Exercise details: The entries below are to be retyped exactly. Preserve every word.

Input material:
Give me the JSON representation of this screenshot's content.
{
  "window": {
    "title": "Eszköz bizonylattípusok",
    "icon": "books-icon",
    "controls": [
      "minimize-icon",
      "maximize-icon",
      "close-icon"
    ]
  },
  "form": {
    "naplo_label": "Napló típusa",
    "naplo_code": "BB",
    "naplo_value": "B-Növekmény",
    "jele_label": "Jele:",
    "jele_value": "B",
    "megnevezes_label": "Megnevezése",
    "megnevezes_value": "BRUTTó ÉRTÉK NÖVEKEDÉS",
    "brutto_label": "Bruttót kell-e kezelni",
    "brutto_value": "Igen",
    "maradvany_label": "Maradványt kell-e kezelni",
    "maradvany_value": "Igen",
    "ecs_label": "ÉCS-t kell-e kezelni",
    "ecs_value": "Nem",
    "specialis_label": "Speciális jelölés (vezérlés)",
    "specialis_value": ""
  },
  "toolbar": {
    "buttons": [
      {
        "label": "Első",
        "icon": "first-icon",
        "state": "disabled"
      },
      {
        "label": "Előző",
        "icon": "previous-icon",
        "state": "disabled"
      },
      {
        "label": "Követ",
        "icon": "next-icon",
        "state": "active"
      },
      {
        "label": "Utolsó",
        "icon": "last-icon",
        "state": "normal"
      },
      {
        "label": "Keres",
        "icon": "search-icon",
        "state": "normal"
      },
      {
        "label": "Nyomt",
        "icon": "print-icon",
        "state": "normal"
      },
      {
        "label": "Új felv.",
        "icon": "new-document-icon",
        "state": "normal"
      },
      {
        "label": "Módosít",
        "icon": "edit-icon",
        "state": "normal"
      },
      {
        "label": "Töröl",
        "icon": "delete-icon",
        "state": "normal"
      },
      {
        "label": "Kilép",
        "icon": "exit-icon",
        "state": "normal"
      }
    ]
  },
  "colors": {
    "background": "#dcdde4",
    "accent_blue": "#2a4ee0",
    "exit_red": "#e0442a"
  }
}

The completed task:
Give me the JSON representation of this screenshot's content.
{
  "window": {
    "title": "Eszköz bizonylattípusok",
    "icon": "books-icon",
    "controls": [
      "minimize-icon",
      "maximize-icon",
      "close-icon"
    ]
  },
  "form": {
    "naplo_label": "Napló típusa",
    "naplo_code": "BB",
    "naplo_value": "B-Növekmény",
    "jele_label": "Jele:",
    "jele_value": "B",
    "megnevezes_label": "Megnevezése",
    "megnevezes_value": "BRUTTó ÉRTÉK NÖVEKEDÉS",
    "brutto_label": "Bruttót kell-e kezelni",
    "brutto_value": "Igen",
    "maradvany_label": "Maradványt kell-e kezelni",
    "maradvany_value": "Igen",
    "ecs_label": "ÉCS-t kell-e kezelni",
    "ecs_value": "Nem",
    "specialis_label": "Speciális jelölés (vezérlés)",
    "specialis_value": ""
  },
  "toolbar": {
    "buttons": [
      {
        "label": "Első",
        "icon": "first-icon",
        "state": "disabled"
      },
      {
        "label": "Előző",
        "icon": "previous-icon",
        "state": "disabled"
      },
      {
        "label": "Követ",
        "icon": "next-icon",
        "state": "active"
      },
      {
        "label": "Utolsó",
        "icon": "last-icon",
        "state": "normal"
      },
      {
        "label": "Keres",
        "icon": "search-icon",
        "state": "normal"
      },
      {
        "label": "Nyomt",
        "icon": "print-icon",
        "state": "normal"
      },
      {
        "label": "Új felv.",
        "icon": "new-document-icon",
        "state": "normal"
      },
      {
        "label": "Módosít",
        "icon": "edit-icon",
        "state": "normal"
      },
      {
        "label": "Töröl",
        "icon": "delete-icon",
        "state": "normal"
      },
      {
        "label": "Kilép",
        "icon": "exit-icon",
        "state": "normal"
      }
    ]
  },
  "colors": {
    "background": "#dcdde4",
    "accent_blue": "#2a4ee0",
    "exit_red": "#e0442a"
  }
}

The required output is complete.